Pulsar36, firstly I never really had to learn Italian since we spoke it at home, so you're probably better off taking advice from someone who has learned the language intentionally. But imo the best way to learn about a language or a culture would be to immerse yourself in it as much as possible in a natural setting, especially if you find going to formal classes boring.
Spending time in Italy would be your best bet in this regard, but since you don't have time or money that may not be an option.

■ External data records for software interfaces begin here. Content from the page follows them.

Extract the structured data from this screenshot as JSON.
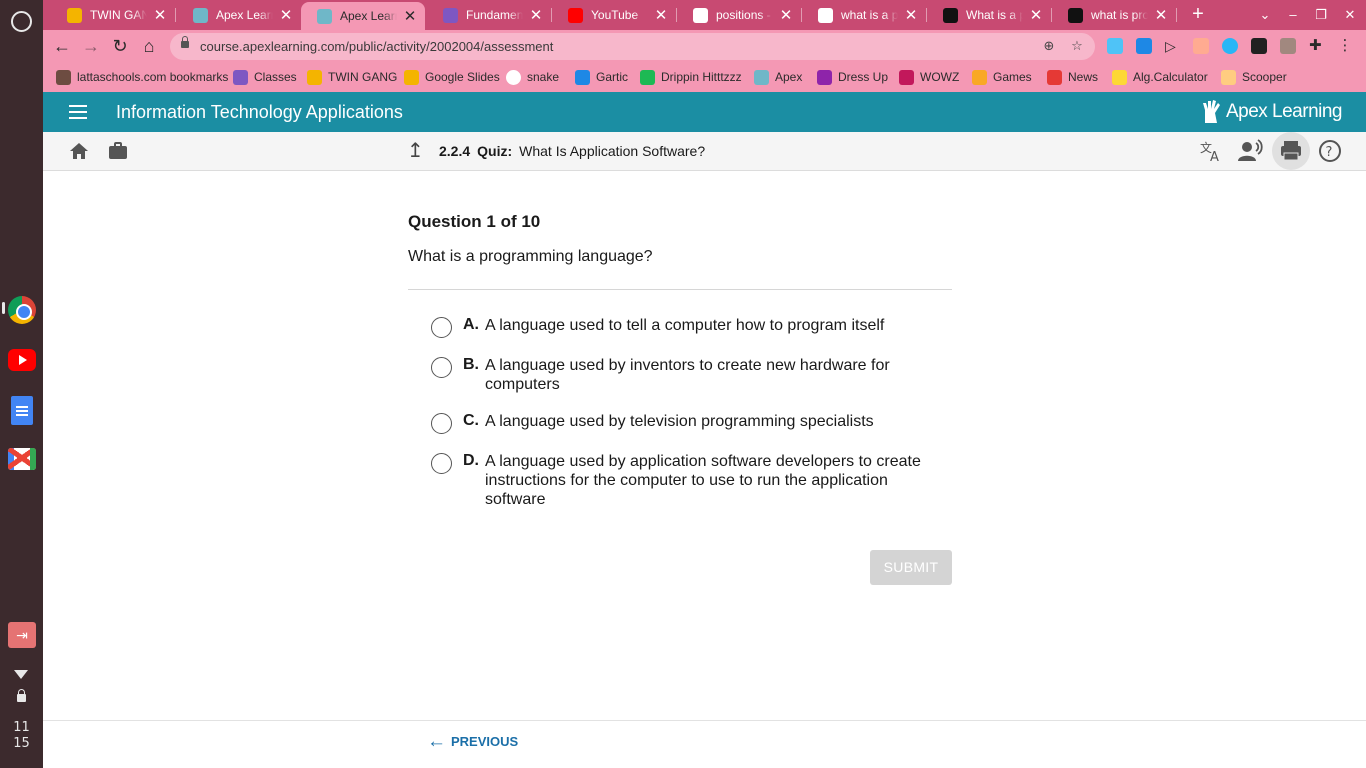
{
  "browser": {
    "tabs": [
      {
        "title": "TWIN GANG -",
        "favicon": "slides-icon",
        "color": "#f4b400"
      },
      {
        "title": "Apex Learning",
        "favicon": "apex-icon",
        "color": "#6fb7c8"
      },
      {
        "title": "Apex Learning",
        "favicon": "apex-icon",
        "color": "#6fb7c8"
      },
      {
        "title": "Fundamental",
        "favicon": "classroom-icon",
        "color": "#7e57c2"
      },
      {
        "title": "YouTube",
        "favicon": "youtube-icon",
        "color": "#ff0000"
      },
      {
        "title": "positions - Go",
        "favicon": "google-icon",
        "color": "#ffffff"
      },
      {
        "title": "what is a prog",
        "favicon": "google-icon",
        "color": "#ffffff"
      },
      {
        "title": "What is a pro",
        "favicon": "brainly-icon",
        "color": "#111111"
      },
      {
        "title": "what is progr",
        "favicon": "brainly-icon",
        "color": "#111111"
      }
    ],
    "active_tab": 2,
    "url": "course.apexlearning.com/public/activity/2002004/assessment",
    "bookmarks": [
      {
        "label": "lattaschools.com bookmarks",
        "icon": "folder-icon",
        "color": "#6d4c41"
      },
      {
        "label": "Classes",
        "icon": "classroom-icon",
        "color": "#7e57c2"
      },
      {
        "label": "TWIN GANG",
        "icon": "slides-icon",
        "color": "#f4b400"
      },
      {
        "label": "Google Slides",
        "icon": "slides-icon",
        "color": "#f4b400"
      },
      {
        "label": "snake",
        "icon": "google-icon",
        "color": "#ffffff"
      },
      {
        "label": "Gartic",
        "icon": "gartic-icon",
        "color": "#1e88e5"
      },
      {
        "label": "Drippin Hitttzzz",
        "icon": "spotify-icon",
        "color": "#1db954"
      },
      {
        "label": "Apex",
        "icon": "apex-icon",
        "color": "#6fb7c8"
      },
      {
        "label": "Dress Up",
        "icon": "dressup-icon",
        "color": "#8e24aa"
      },
      {
        "label": "WOWZ",
        "icon": "wowz-icon",
        "color": "#c2185b"
      },
      {
        "label": "Games",
        "icon": "games-icon",
        "color": "#f9a825"
      },
      {
        "label": "News",
        "icon": "news-icon",
        "color": "#e53935"
      },
      {
        "label": "Alg.Calculator",
        "icon": "calculator-icon",
        "color": "#fdd835"
      },
      {
        "label": "Scooper",
        "icon": "scooper-icon",
        "color": "#ffcc80"
      }
    ]
  },
  "shelf": {
    "clock_hour": "11",
    "clock_minute": "15"
  },
  "app": {
    "course_title": "Information Technology Applications",
    "logo_text": "Apex Learning",
    "accent_color": "#1b8ea3"
  },
  "breadcrumb": {
    "number": "2.2.4",
    "kind": "Quiz:",
    "title": "What Is Application Software?"
  },
  "quiz": {
    "progress": "Question 1 of 10",
    "question": "What is a programming language?",
    "options": [
      {
        "letter": "A.",
        "text": "A language used to tell a computer how to program itself"
      },
      {
        "letter": "B.",
        "text": "A language used by inventors to create new hardware for computers"
      },
      {
        "letter": "C.",
        "text": "A language used by television programming specialists"
      },
      {
        "letter": "D.",
        "text": "A language used by application software developers to create instructions for the computer to use to run the application software"
      }
    ],
    "submit_label": "SUBMIT",
    "submit_enabled": false
  },
  "footer": {
    "previous_label": "PREVIOUS"
  }
}
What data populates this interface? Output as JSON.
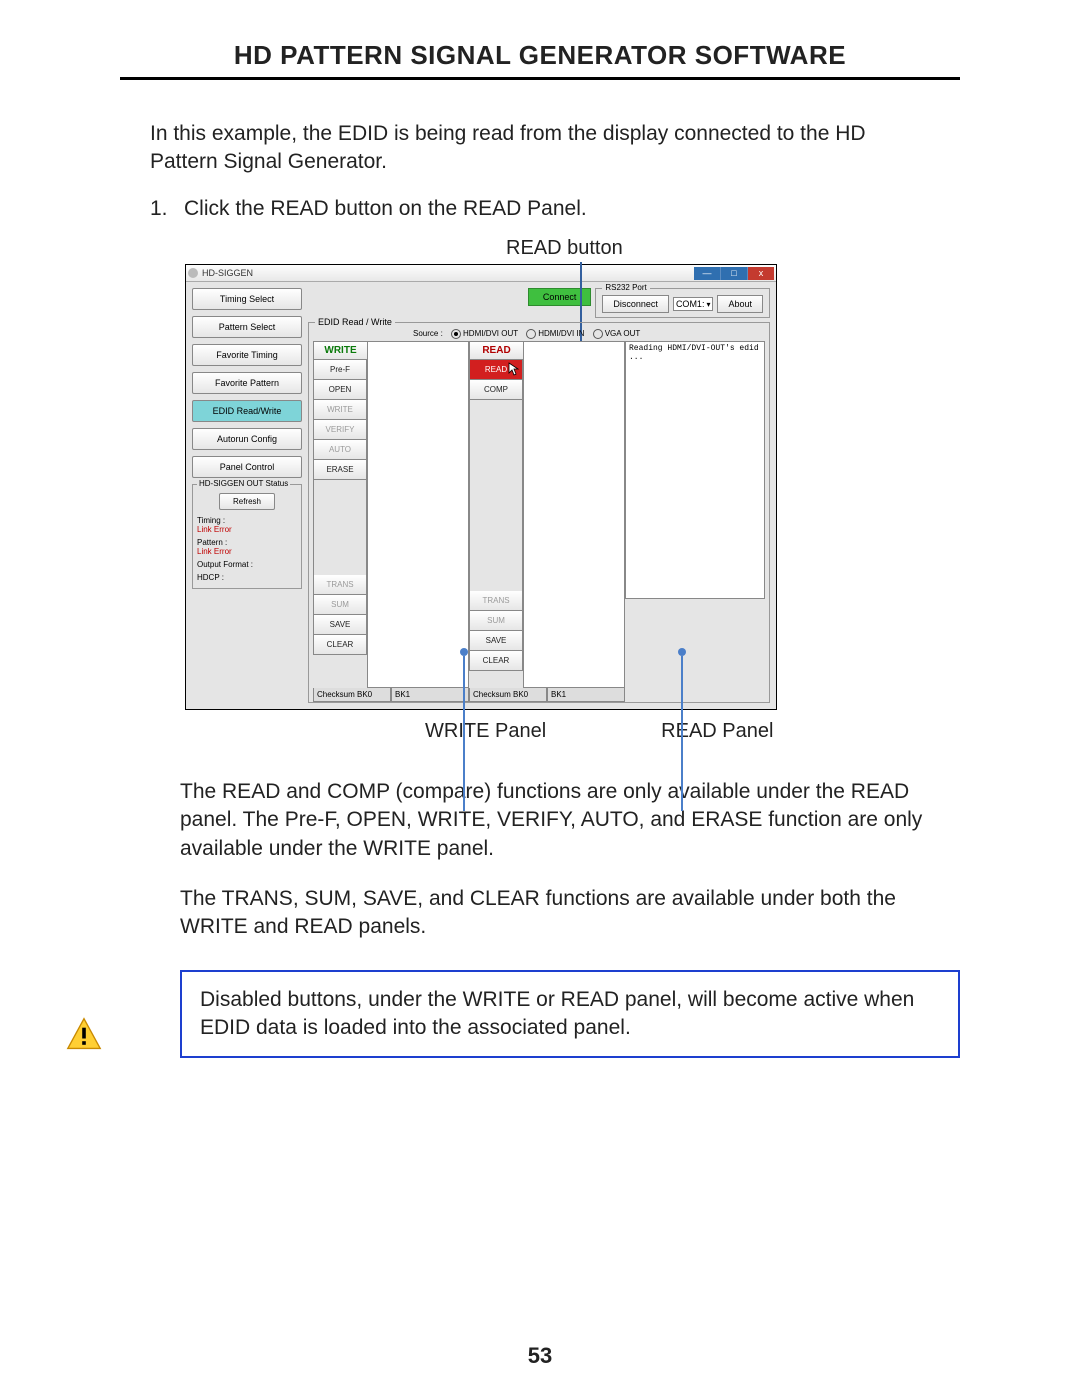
{
  "header": {
    "title": "HD PATTERN SIGNAL GENERATOR SOFTWARE"
  },
  "intro": "In this example, the EDID is being read from the display connected to the HD Pattern Signal Generator.",
  "step1_num": "1.",
  "step1_text": "Click the READ button on the READ Panel.",
  "callout_top": "READ button",
  "callout_write": "WRITE Panel",
  "callout_read": "READ Panel",
  "win": {
    "title": "HD-SIGGEN",
    "min": "—",
    "max": "□",
    "close": "x"
  },
  "sidebar": {
    "items": [
      "Timing Select",
      "Pattern Select",
      "Favorite Timing",
      "Favorite Pattern",
      "EDID Read/Write",
      "Autorun Config",
      "Panel Control"
    ],
    "status_title": "HD-SIGGEN OUT Status",
    "refresh": "Refresh",
    "rows": [
      {
        "label": "Timing :",
        "value": "Link Error"
      },
      {
        "label": "Pattern :",
        "value": "Link Error"
      },
      {
        "label": "Output Format :",
        "value": ""
      },
      {
        "label": "HDCP :",
        "value": ""
      }
    ]
  },
  "port": {
    "title": "RS232 Port",
    "connect": "Connect",
    "disconnect": "Disconnect",
    "com": "COM1:",
    "about": "About"
  },
  "edid": {
    "title": "EDID Read / Write",
    "source_label": "Source :",
    "src1": "HDMI/DVI OUT",
    "src2": "HDMI/DVI IN",
    "src3": "VGA OUT",
    "write_head": "WRITE",
    "read_head": "READ",
    "write_btns": [
      "Pre-F",
      "OPEN",
      "WRITE",
      "VERIFY",
      "AUTO",
      "ERASE"
    ],
    "read_btn_top": "READ",
    "read_btn_comp": "COMP",
    "common_btns": [
      "TRANS",
      "SUM",
      "SAVE",
      "CLEAR"
    ],
    "ck_bk0": "Checksum BK0",
    "ck_bk1": "BK1",
    "log": "Reading HDMI/DVI-OUT's edid\n..."
  },
  "para1": "The READ and COMP (compare) functions are only available under the READ panel.  The Pre-F, OPEN, WRITE, VERIFY, AUTO, and ERASE function are only available under the WRITE panel.",
  "para2": "The TRANS, SUM, SAVE, and CLEAR functions are available under both the WRITE and READ panels.",
  "warn": "Disabled buttons, under the WRITE or READ panel, will become active when EDID data is loaded into the associated panel.",
  "page_num": "53"
}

If you live in New York, you could be in luck anyway though, since there are literally millions of Italians and there descendants there (but they've been there for a long time now so i'm not sure how many of them still speak any Italian). there must still be places around NYC were it is spoken fairly widely and you could maybe get some practice there. btw is it true that Chinatown has practically swallowed Little Italy alive?
it's not the hardest language anyway, and learning to pronounce things, and make some sentences is probably easier than it would be for someone learning English. plus they use the same letters, similar grammar and due to the French/Latin origin of many English words sometimes even similar expressions. I guess the main reason it isn't taught extensively in schools is that it isn't really considered an important world language like some of the other ones, but it isn't inferiority or that it's considered too difficult or anything like that.
Learning it while watching soccer or doing something else you're interested in, is also good. like if you can get Italian commentary or something, so you can be exposed to the language without getting bored if you don't understand much when starting out.
also knowing Spanish will definitely help you out a lot. a lot of phrases are very similar, and some words are exactly the same so you have a head start. Italians who haven't learned any Spanish can still understand a fair bit of spoken and written Spanish, and vice-versa. Certainly from hearing a lot of interviews with Spanish speaking South American players in Serie A it sounds like they learn Italian pretty quickly and lose their accents more readily than players from other backgrounds.
what an essay